Curved surfaces require a different configuration. At the local hardware or box store I buy plastic tubing in 3/16″, 1/4″, 3/8″ 7/16″ and 1/2″ OD. I then purchase steel rods that fit tightly inside the tubing and cut them to 3″ lengths. This provides a firm radius block for polishing curved areas.

Polishing Process


Sand one surface at a time.

Don’t roll the block over the edge to the next surface; doing so will round the edge and lose the crisp design that was intended.

There are two basic methods of preparing firearms for engraving/finishing.

The first method is mechanical. Mechanical polishing requires the use of felt and cotton polishing wheels that are attached to an electric motor. The wheels are charged with polishing grit which ranges from 120 to 1200. Using this method can wash out the lettering and round any straight edges unless great care is taken. Poor polishing has ruined many fine firearms.

The second method is to hand polish the firearm. This is accomplished by using wet or dry sanding paper, special blocks, and contoured round rods (all homemade) to sand the metal and maintain all of the edges and contours in perfect condition.

How much of the exposed metal do you polish?

There are several views on this topic. Some say, “Only polish what you plan to engrave,” but I believe you need to sand every exposed surface. Doing so gives you a smooth surface that will translate into a finely finished piece.  Your engraving is part of a composition. If another person finishes the polishing, they will either spend a lot of time sanding around your work or risk ruining it if they sand into your engraving. By polishing before engraving, you save time and reduce the risk of damage during finishing.
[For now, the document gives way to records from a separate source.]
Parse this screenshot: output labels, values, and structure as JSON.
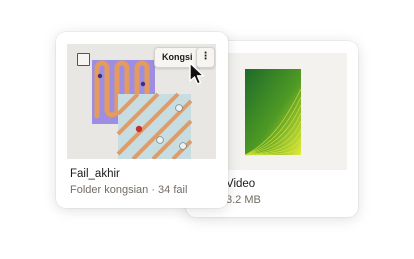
{
  "files": [
    {
      "name": "Fail_akhir",
      "meta": "Folder kongsian · 34 fail",
      "icon": "folder-collage-thumbnail"
    },
    {
      "name": "Video",
      "meta": "3.2 MB",
      "icon": "video-gradient-thumbnail"
    }
  ],
  "actions": {
    "share_label": "Kongsi",
    "more_label": "⋮"
  },
  "colors": {
    "accent_purple": "#9d8ee3",
    "tube_orange": "#e59a5e",
    "stripe_blue": "#a9c4cc",
    "video_green": "#2d7a2d",
    "video_lime": "#d6e62a"
  }
}
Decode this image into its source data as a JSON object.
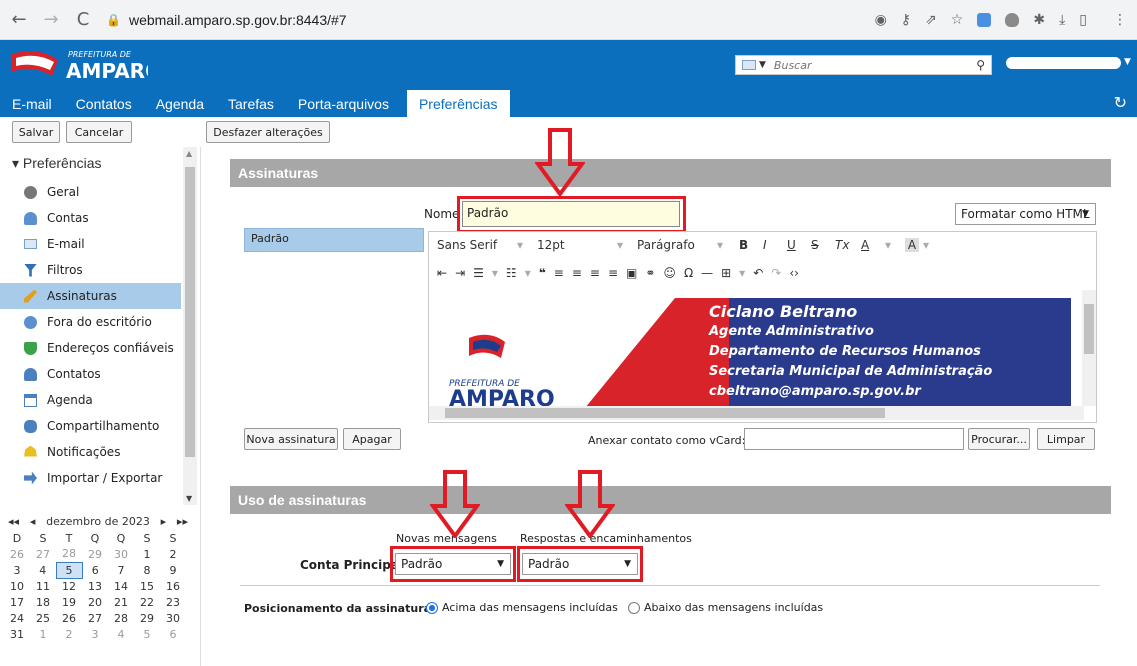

220 or 240 grit (or 120 grit if there are filing marks)

I generally start the process using 220 or 240 grit paper and one of the sanding blocks. There will be times when you will have to start with 120 if there are any filing marks. Lubricate the sandpaper and begin sanding at a 45-degree angle to the length of the piece being polished. Lubricating sandpaper helps it last longer. It also breaks down grit into finer particles and eases the transition when going to the next finer grit in the polishing process.


320 grit (or 240 grit if you started at 120)
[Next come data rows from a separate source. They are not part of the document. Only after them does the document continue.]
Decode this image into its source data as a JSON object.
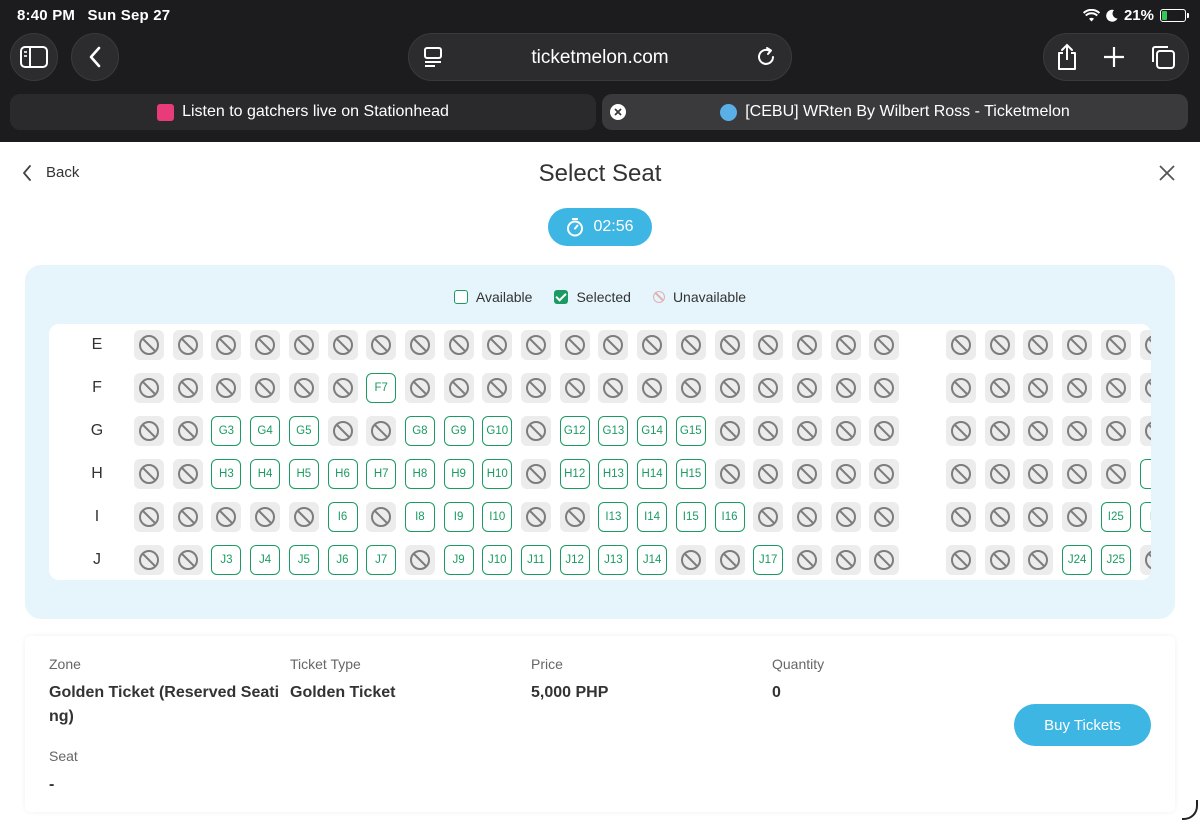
{
  "status_bar": {
    "time": "8:40 PM",
    "date": "Sun Sep 27",
    "battery": "21%",
    "battery_level": 0.21
  },
  "browser": {
    "url": "ticketmelon.com",
    "tabs": [
      {
        "title": "Listen to gatchers live on Stationhead",
        "active": false
      },
      {
        "title": "[CEBU] WRten By Wilbert Ross - Ticketmelon",
        "active": true
      }
    ]
  },
  "header": {
    "back_label": "Back",
    "title": "Select Seat"
  },
  "timer": {
    "value": "02:56"
  },
  "legend": {
    "available": "Available",
    "selected": "Selected",
    "unavailable": "Unavailable"
  },
  "seat_rows": [
    {
      "label": "E",
      "seats": []
    },
    {
      "label": "F",
      "seats": [
        {
          "col": 7,
          "label": "F7"
        }
      ]
    },
    {
      "label": "G",
      "seats": [
        {
          "col": 3,
          "label": "G3"
        },
        {
          "col": 4,
          "label": "G4"
        },
        {
          "col": 5,
          "label": "G5"
        },
        {
          "col": 8,
          "label": "G8"
        },
        {
          "col": 9,
          "label": "G9"
        },
        {
          "col": 10,
          "label": "G10"
        },
        {
          "col": 12,
          "label": "G12"
        },
        {
          "col": 13,
          "label": "G13"
        },
        {
          "col": 14,
          "label": "G14"
        },
        {
          "col": 15,
          "label": "G15"
        }
      ]
    },
    {
      "label": "H",
      "seats": [
        {
          "col": 3,
          "label": "H3"
        },
        {
          "col": 4,
          "label": "H4"
        },
        {
          "col": 5,
          "label": "H5"
        },
        {
          "col": 6,
          "label": "H6"
        },
        {
          "col": 7,
          "label": "H7"
        },
        {
          "col": 8,
          "label": "H8"
        },
        {
          "col": 9,
          "label": "H9"
        },
        {
          "col": 10,
          "label": "H10"
        },
        {
          "col": 12,
          "label": "H12"
        },
        {
          "col": 13,
          "label": "H13"
        },
        {
          "col": 14,
          "label": "H14"
        },
        {
          "col": 15,
          "label": "H15"
        },
        {
          "col": 26,
          "label": "H"
        }
      ]
    },
    {
      "label": "I",
      "seats": [
        {
          "col": 6,
          "label": "I6"
        },
        {
          "col": 8,
          "label": "I8"
        },
        {
          "col": 9,
          "label": "I9"
        },
        {
          "col": 10,
          "label": "I10"
        },
        {
          "col": 13,
          "label": "I13"
        },
        {
          "col": 14,
          "label": "I14"
        },
        {
          "col": 15,
          "label": "I15"
        },
        {
          "col": 16,
          "label": "I16"
        },
        {
          "col": 25,
          "label": "I25"
        },
        {
          "col": 26,
          "label": "I2"
        }
      ]
    },
    {
      "label": "J",
      "seats": [
        {
          "col": 3,
          "label": "J3"
        },
        {
          "col": 4,
          "label": "J4"
        },
        {
          "col": 5,
          "label": "J5"
        },
        {
          "col": 6,
          "label": "J6"
        },
        {
          "col": 7,
          "label": "J7"
        },
        {
          "col": 9,
          "label": "J9"
        },
        {
          "col": 10,
          "label": "J10"
        },
        {
          "col": 11,
          "label": "J11"
        },
        {
          "col": 12,
          "label": "J12"
        },
        {
          "col": 13,
          "label": "J13"
        },
        {
          "col": 14,
          "label": "J14"
        },
        {
          "col": 17,
          "label": "J17"
        },
        {
          "col": 24,
          "label": "J24"
        },
        {
          "col": 25,
          "label": "J25"
        }
      ]
    }
  ],
  "info": {
    "zone_label": "Zone",
    "zone_value_line1": "Golden Ticket (Reserved Seati",
    "zone_value_line2": "ng)",
    "ticket_type_label": "Ticket Type",
    "ticket_type_value": "Golden Ticket",
    "price_label": "Price",
    "price_value": "5,000 PHP",
    "quantity_label": "Quantity",
    "quantity_value": "0",
    "seat_label": "Seat",
    "seat_value": "-",
    "buy_label": "Buy Tickets"
  },
  "colors": {
    "accent": "#3db6e3",
    "available": "#1a9b62",
    "panel_bg": "#e6f5fc",
    "chrome_bg": "#1c1c1e"
  }
}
Now it is time for the next grit, 240 or 320. Begin sanding at 90 degrees to the previous sand marks until all of the sanding lines are gone.

Hot Blued, French Greyed, Color Case Hardened, and Other Finishing Processes
Continue below.
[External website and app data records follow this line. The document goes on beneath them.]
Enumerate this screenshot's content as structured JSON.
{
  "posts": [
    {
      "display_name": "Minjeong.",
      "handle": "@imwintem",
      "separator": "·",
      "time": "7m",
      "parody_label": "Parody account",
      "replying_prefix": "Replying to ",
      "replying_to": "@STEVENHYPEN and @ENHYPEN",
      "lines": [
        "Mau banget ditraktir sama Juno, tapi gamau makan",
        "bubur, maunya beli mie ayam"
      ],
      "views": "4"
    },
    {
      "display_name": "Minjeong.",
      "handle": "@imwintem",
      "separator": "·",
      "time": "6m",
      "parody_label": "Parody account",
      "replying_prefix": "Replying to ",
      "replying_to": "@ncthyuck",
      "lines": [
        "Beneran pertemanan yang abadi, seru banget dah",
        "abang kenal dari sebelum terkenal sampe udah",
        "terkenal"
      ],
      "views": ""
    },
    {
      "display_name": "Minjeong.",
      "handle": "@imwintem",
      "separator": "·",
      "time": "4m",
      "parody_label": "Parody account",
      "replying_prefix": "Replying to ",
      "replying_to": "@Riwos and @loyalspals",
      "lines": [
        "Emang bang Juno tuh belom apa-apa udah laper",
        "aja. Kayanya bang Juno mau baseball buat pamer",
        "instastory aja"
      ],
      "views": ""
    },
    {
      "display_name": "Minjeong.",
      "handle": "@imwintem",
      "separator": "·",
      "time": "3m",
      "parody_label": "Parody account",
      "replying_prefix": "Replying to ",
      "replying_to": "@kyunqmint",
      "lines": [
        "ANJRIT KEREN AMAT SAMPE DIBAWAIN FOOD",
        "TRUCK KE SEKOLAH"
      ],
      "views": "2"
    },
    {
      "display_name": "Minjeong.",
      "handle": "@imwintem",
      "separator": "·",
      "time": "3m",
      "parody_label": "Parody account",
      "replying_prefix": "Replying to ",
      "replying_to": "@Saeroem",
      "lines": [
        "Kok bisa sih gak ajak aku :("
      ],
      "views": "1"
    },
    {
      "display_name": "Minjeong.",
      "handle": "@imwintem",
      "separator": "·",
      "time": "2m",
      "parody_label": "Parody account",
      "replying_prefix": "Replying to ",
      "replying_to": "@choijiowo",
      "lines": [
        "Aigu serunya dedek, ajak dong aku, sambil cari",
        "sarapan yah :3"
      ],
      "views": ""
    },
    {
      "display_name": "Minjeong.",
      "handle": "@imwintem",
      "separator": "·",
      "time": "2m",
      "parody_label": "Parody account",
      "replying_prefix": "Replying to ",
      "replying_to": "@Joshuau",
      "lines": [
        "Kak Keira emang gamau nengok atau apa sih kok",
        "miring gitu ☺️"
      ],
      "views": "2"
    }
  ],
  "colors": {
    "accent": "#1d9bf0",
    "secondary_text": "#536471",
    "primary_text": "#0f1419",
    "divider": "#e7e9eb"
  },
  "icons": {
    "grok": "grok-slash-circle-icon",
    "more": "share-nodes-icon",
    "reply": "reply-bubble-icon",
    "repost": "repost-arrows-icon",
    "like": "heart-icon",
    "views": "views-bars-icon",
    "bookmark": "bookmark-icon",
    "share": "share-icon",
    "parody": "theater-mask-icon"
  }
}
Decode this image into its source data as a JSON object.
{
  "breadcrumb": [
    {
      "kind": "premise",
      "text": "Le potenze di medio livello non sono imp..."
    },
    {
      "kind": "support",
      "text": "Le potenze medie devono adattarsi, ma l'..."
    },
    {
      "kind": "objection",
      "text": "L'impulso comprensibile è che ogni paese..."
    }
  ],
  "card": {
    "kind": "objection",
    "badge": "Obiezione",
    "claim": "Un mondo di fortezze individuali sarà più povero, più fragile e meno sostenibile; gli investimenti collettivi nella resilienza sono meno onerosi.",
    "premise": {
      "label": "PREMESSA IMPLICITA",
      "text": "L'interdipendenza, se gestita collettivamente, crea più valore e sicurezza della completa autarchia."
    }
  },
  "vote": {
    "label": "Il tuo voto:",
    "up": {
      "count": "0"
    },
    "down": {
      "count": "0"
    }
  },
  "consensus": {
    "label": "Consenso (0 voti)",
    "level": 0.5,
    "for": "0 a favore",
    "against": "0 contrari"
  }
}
400 grit

Cross sand as before with 400 grit.


Rust Blued 400 grit
Other Finishing Processes 600 grit

Do your final polish by sanding lengthwise on the piece being polished.


Check your work

At this point in the process I check my polishing. Scratches can get hidden as you work through your sandpaper progression. Using the brushing wheel or Mirlon pads will make any remaining marks very visible.

Brushing Wheel (Motorized)

A brushing wheel is the only piece of power equipment I use while polishing. Running the wheel at 1700 RPM, I lightly move the entire piece at a 45-degree angle to the wheel.

Mirlon Pads (By hand)

If you are not set up with a blending wheel you can achieve the same effect using 1500 and 2500 grit Mirka Mirlon Total pads and lubricating oil. Cut the pad into 3″ square pieces. Rub these across the surface at a 45-degree angle.

Repeat steps 3–5 as needed.

Closely examine the work under a light to see if any scratches remain. If they do, go back to 400 grit and redo those areas until you are satisfied, again using the blending wheel.

Your engraved project will only be as good as the surface preparation. Follow these simple steps, and your engraving will always look its best.

Now that you’ve finished the preparation, the fun can begin.

Start engraving!

Primarily a stockmaker, metal finisher, and restorer of early American firearms, Bruce built his first rifle when he was 16. Mostly self-taught, he spent lots of time studying the best stockmakers. In 1986, Bruce applied to the American Custom Gunmakers Guild and was accepted. By the mid-90’s he had begun doing restoration work, which led to an interest in engraving. In 2005, Bruce took his first GRS class. He retired from the Department of the Navy in 2004 (after 38 years) and now does firearm stocking/restoration full-time.